BuzzFeed News reported on the opposition to the district’s disturbing announcement:
After Lockport’s initial announcement, the New York Civil Liberties Union investigated the effort and wrote letters to the New York State Education Department, asking it to intervene and block the project. “This is opening the floodgates,“ Stefanie Coyle, education counsel for NYCLU, told BuzzFeed News in an interview. “San Francisco banned this tech, and it’s this major city closest to all the people who understand this tech the best. Why in the world would we want this to come to New York, and in a place where there are children?”
Meanwhile, New York State Assembly Member Monica Wallace has introduced a bill that, if passed, would force Lockport to stop the use of facial recognition for a year while the State Education Department further studied the tech.
A few months ago, I reported on the rapid rise of facial recognition technology deployment in school districts around the country. As published by The New American in October 2018:
RealNetworks provides its facial-recognition technology to schools free of charge in order to help make the country’s schools safer.
The handbook has six policy sections: notice, consent, security, retention, transparency, and management. It includes information intended to assuage any potential concerns about privacy, and assures administrators, parents, and teachers that the purported security benefits delivered by the cameras and the facial-recognition software they use far outweighs any second thoughts about the children’s rights.
“Facial recognition is a new technology for schools.
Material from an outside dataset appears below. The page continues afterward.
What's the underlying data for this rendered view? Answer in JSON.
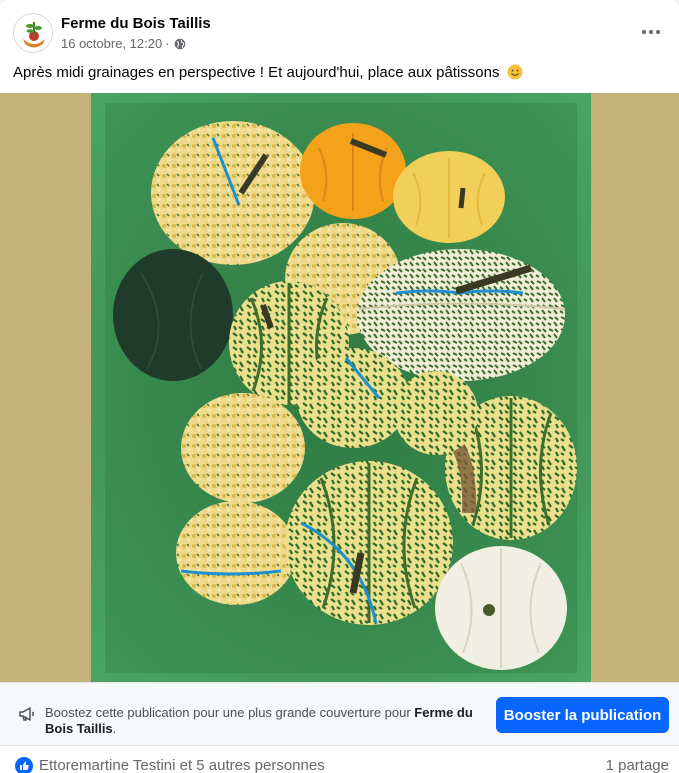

Parents, teachers, and students have an interest in balancing privacy with security so we wanted to offer an introductory guide for schools to develop policies that meet all their needs,” Mike Vance, senior director of product management at RealNetworks, writes. “Through our early partnerships with schools and school districts we’ve developed this set of key best practices for creating safer and more secure K-12 campuses. This guide delivers that knowledge to the public, for free.”
While I certainly don’t claim the ability to see into the future, part of that prior article hit the bullseye. SAFR, by the way, is a competitor of Aegis in the facial-recognition technology market.
In this brave new world in which we live, I imagine most school district superintendents or school board bureaucrats will sense nothing eerie in the following paragraph promoting the power of SAFR:
“SAFR from RealNetworks is highly accurate facial recognition software powered by artificial intelligence. It works with existing IP cameras and readily available hardware to match faces in real-time. Schools can stay focused and better analyze potential threats such as expelled students, and those who pose a threat from within and outside the school.”
You read that right, Mom and Dad. Soon, if your cash-strapped local public school can come up with enough funding to buy surveillance cameras, then RealNetworks will happily send some software that will not only keep the kids under the close eye of administrators, but will also positively identify their faces and upload them to a database for future reference. You know, in case little Johnny ever gets in trouble.
Constitutionally, public schools have for decades been classified as “state actors,” that is to say, the restrictions of the Bill of Rights, including the Fourth Amendment, apply to them.
The Fourth Amendment of the U.S. Constitution guarantees that “The right of the people to be secure in their persons, houses, papers, and effects, against unreasonable searches and seizures, shall not be violated, and no Warrants shall issue, but upon probable cause, supported by Oath or affirmation, and particularly describing the place to be searched, and the persons or things to be seized.” [MORE]